# Probability of having chosen a fake coin with two heads knowing the result of multiple coin flipping

You have $$65$$ coins: $$64$$ are normal coins with heads and tails, both with a $${1\over2}$$ chance, whereas one coin is fake and has two heads.

You randomly choose a coin and flip it $$6$$ times: all of them you get heads. What's the probability the coin you picked is the fake one?

Here's what I've tried. There is one specific step I'm not too confident about.

Let $$A$$ be the event "picking the fake coin," $$B$$ be the event "getting $$6$$ heads out of $$6$$ attempts."

$$P(A) = {1\over65}$$ $$P(B) = p\{HHHHHH\} = {1\over{2^6}} = {1\over64}$$ $$P(A|B) = \frac{P(A \cap B)}{P(B)}$$

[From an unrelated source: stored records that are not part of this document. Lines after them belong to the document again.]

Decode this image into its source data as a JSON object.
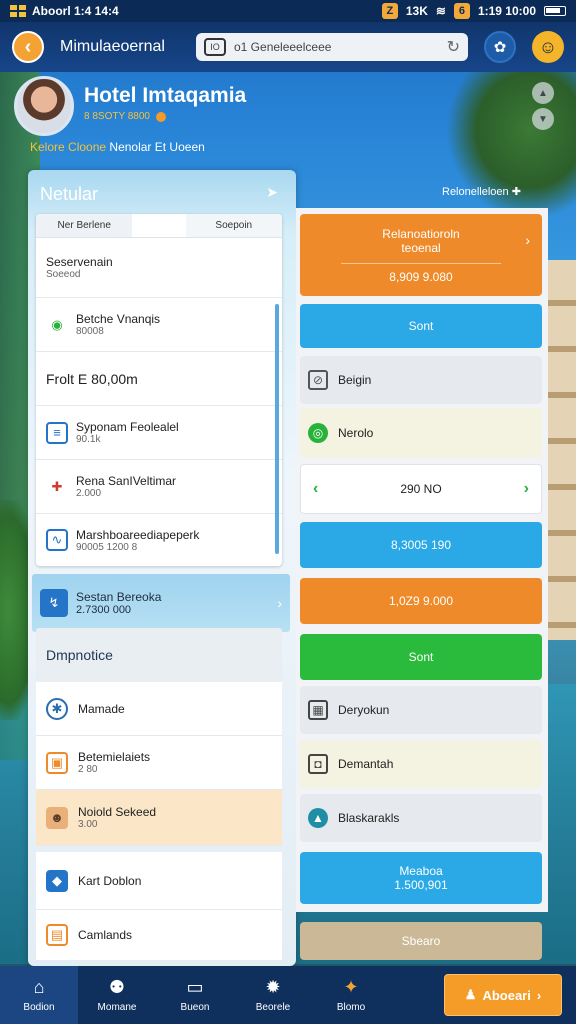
{
  "status_bar": {
    "title": "Aboorl 1:4 14:4",
    "badge_left": "Z",
    "signal_text": "13K",
    "badge_right": "6",
    "time": "1:19 10:00"
  },
  "top_bar": {
    "app_title": "Mimulaeoernal",
    "search_value": "o1 Geneleeelceee",
    "lock_label": "IO"
  },
  "profile": {
    "hotel_name": "Hotel Imtaqamia",
    "hotel_sub": "8 8SOTY 8800",
    "tagline_a": "Kelore Cloone",
    "tagline_b": "Nenolar Et Uoeen"
  },
  "left_panel": {
    "header": "Netular",
    "tabs": [
      "Ner Berlene",
      "",
      "Soepoin"
    ],
    "rows": [
      {
        "title": "Seservenain",
        "sub": "Soeeod"
      },
      {
        "title": "Betche Vnanqis",
        "sub": "80008"
      },
      {
        "title": "Frolt E 80,00m",
        "sub": ""
      },
      {
        "title": "Syponam Feolealel",
        "sub": "90.1k"
      },
      {
        "title": "Rena SanIVeltimar",
        "sub": "2.000"
      },
      {
        "title": "Marshboareediapeperk",
        "sub": "90005 1200 8"
      }
    ],
    "section": {
      "title": "Sestan Bereoka",
      "sub": "2.7300 000"
    },
    "list_header": "Dmpnotice",
    "list_rows": [
      {
        "title": "Mamade",
        "sub": ""
      },
      {
        "title": "Betemielaiets",
        "sub": "2 80"
      },
      {
        "title": "Noiold Sekeed",
        "sub": "3.00"
      },
      {
        "title": "Kart Doblon",
        "sub": ""
      },
      {
        "title": "Camlands",
        "sub": ""
      }
    ]
  },
  "right_panel": {
    "header": "Relonelleloen",
    "items": [
      {
        "title": "Relanoatioroln",
        "sub": "teoenal",
        "value": "8,909 9.080"
      },
      {
        "title": "Sont"
      },
      {
        "title": "Beigin"
      },
      {
        "title": "Nerolo"
      },
      {
        "title": "290 NO"
      },
      {
        "title": "8,3005 190"
      },
      {
        "title": "1,0Z9 9.000"
      },
      {
        "title": "Sont"
      },
      {
        "title": "Deryokun"
      },
      {
        "title": "Demantah"
      },
      {
        "title": "Blaskarakls"
      },
      {
        "title": "Meaboa",
        "sub": "1.500,901"
      },
      {
        "title": "Sbearo"
      }
    ]
  },
  "bottom_nav": {
    "items": [
      "Bodion",
      "Momane",
      "Bueon",
      "Beorele",
      "Blomo"
    ],
    "cta": "Aboeari"
  },
  "colors": {
    "accent_orange": "#ef8a2a",
    "accent_blue": "#2aa9e6",
    "accent_green": "#2bbb3c",
    "nav_bg": "#0f2f5c"
  },
  "icons": [
    "grid-icon",
    "wifi-icon",
    "battery-icon",
    "back-icon",
    "lock-icon",
    "refresh-icon",
    "settings-icon",
    "emoji-icon",
    "arrow-right-icon",
    "headset-icon",
    "document-icon",
    "location-icon",
    "chart-icon",
    "stats-icon",
    "globe-icon",
    "image-icon",
    "person-icon",
    "card-icon",
    "calendar-icon",
    "wifi-off-icon",
    "check-circle-icon",
    "chevron-left-icon",
    "chevron-right-icon",
    "building-icon",
    "lock-closed-icon",
    "mountain-icon",
    "home-icon",
    "people-icon",
    "monitor-icon",
    "gear-icon",
    "gift-icon",
    "user-icon"
  ]
}
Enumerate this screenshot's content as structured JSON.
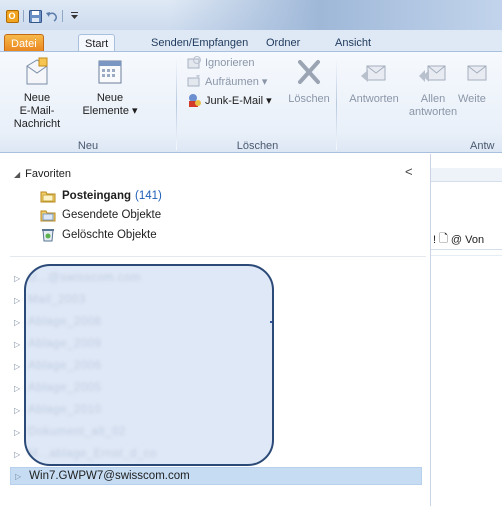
{
  "quick_access": {
    "app_icon_letter": "O",
    "items": [
      "save-icon",
      "undo-icon",
      "customize-icon"
    ]
  },
  "tabs": [
    {
      "label": "Datei",
      "type": "file"
    },
    {
      "label": "Start",
      "type": "active"
    },
    {
      "label": "Senden/Empfangen",
      "type": "normal"
    },
    {
      "label": "Ordner",
      "type": "normal"
    },
    {
      "label": "Ansicht",
      "type": "normal"
    }
  ],
  "ribbon": {
    "neu": {
      "group_label": "Neu",
      "new_email_label": "Neue\nE-Mail-Nachricht",
      "new_items_label": "Neue\nElemente ▾"
    },
    "loeschen": {
      "group_label": "Löschen",
      "ignore_label": "Ignorieren",
      "cleanup_label": "Aufräumen ▾",
      "junk_label": "Junk-E-Mail ▾",
      "delete_label": "Löschen"
    },
    "antworten": {
      "group_label": "Antw",
      "reply_label": "Antworten",
      "reply_all_label": "Allen\nantworten",
      "forward_label": "Weite"
    }
  },
  "navigation": {
    "favorites_header": "Favoriten",
    "collapse_glyph": "<",
    "favorites": [
      {
        "label": "Posteingang",
        "count": "(141)",
        "bold": true,
        "icon": "inbox-icon"
      },
      {
        "label": "Gesendete Objekte",
        "count": "",
        "bold": false,
        "icon": "sent-items-icon"
      },
      {
        "label": "Gelöschte Objekte",
        "count": "",
        "bold": false,
        "icon": "deleted-items-icon"
      }
    ],
    "accounts": [
      {
        "label": "U...@swisscom.com",
        "obscured": true
      },
      {
        "label": "Mail_2003",
        "obscured": true
      },
      {
        "label": "Ablage_2008",
        "obscured": true
      },
      {
        "label": "Ablage_2009",
        "obscured": true
      },
      {
        "label": "Ablage_2006",
        "obscured": true
      },
      {
        "label": "Ablage_2005",
        "obscured": true
      },
      {
        "label": "Ablage_2010",
        "obscured": true
      },
      {
        "label": "Dokument_alt_02",
        "obscured": true
      },
      {
        "label": "M...ablage_Ernst_d_co",
        "obscured": true
      },
      {
        "label": "Win7.GWPW7@swisscom.com",
        "obscured": false,
        "selected": true
      }
    ]
  },
  "message_list": {
    "header_icons": [
      "!",
      "🗋",
      "@"
    ],
    "from_label": "Von"
  },
  "colors": {
    "file_tab": "#e9831d",
    "selection": "#c5dcf3",
    "count_blue": "#1f5fb8",
    "annotation_border": "#2b4a78"
  }
}
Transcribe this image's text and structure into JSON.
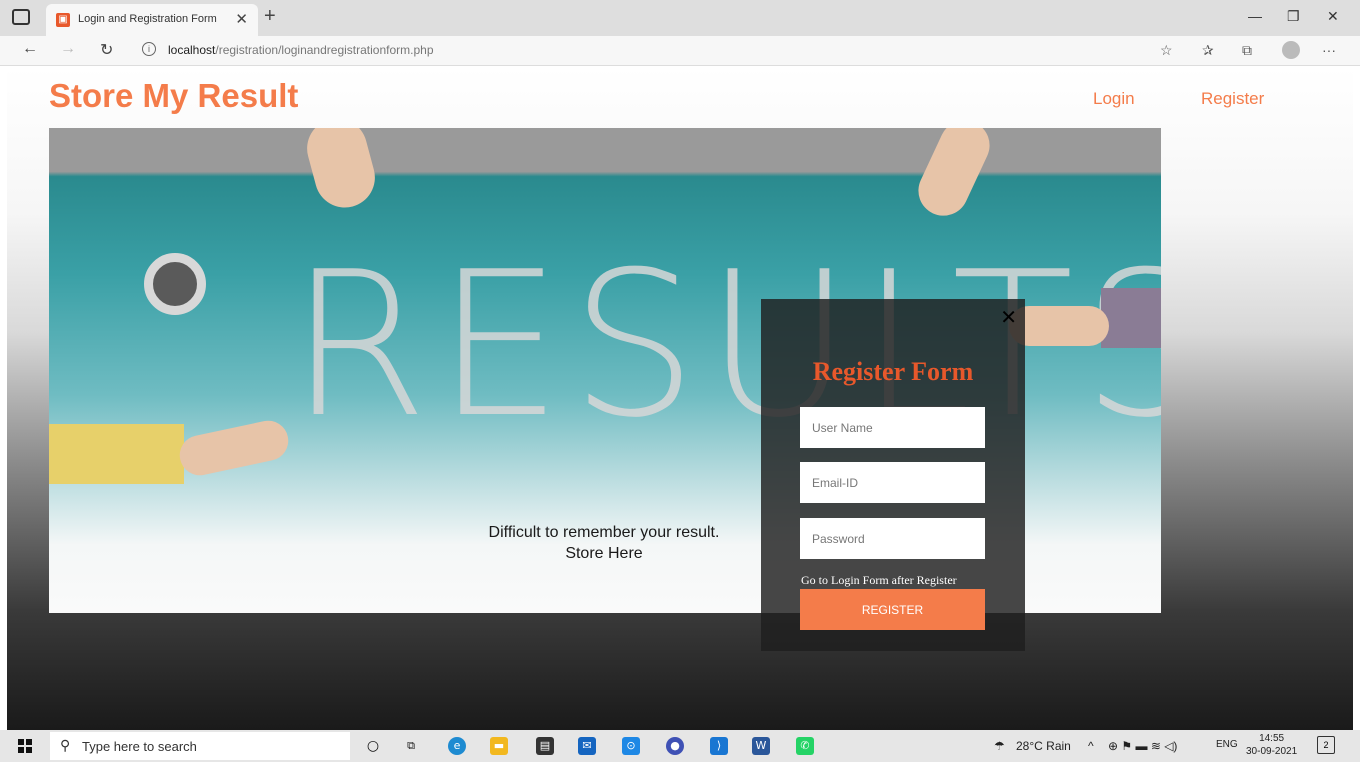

At this point, I'm having difficulties calculating $$P(A \cap B)$$: intuitively, that would be the probability of both picking the fake coin and getting six heads in a row. My guess would be that $$P(A \cap B) = \frac{1}{65\cdot64}$$.

Then, $$P(A | B) = {1\over65}$$, which would mean that the two events are stochastically independent.

Is this the correct answer? What am I missing here?

The probability that you chose a real coin and got $$6$$ heads ($$\neg A\land B$$) is $$\frac{64}{65}×\frac1{64}=\frac1{65}$$. The probability that you chose the two-headed coin and got $$6$$ heads ($$A\land B$$) is also $$\frac1{65}$$ (more formally $$\frac1{65}×1$$). Thus, by total probability the chance that you picked the fake coin is $$\frac12$$.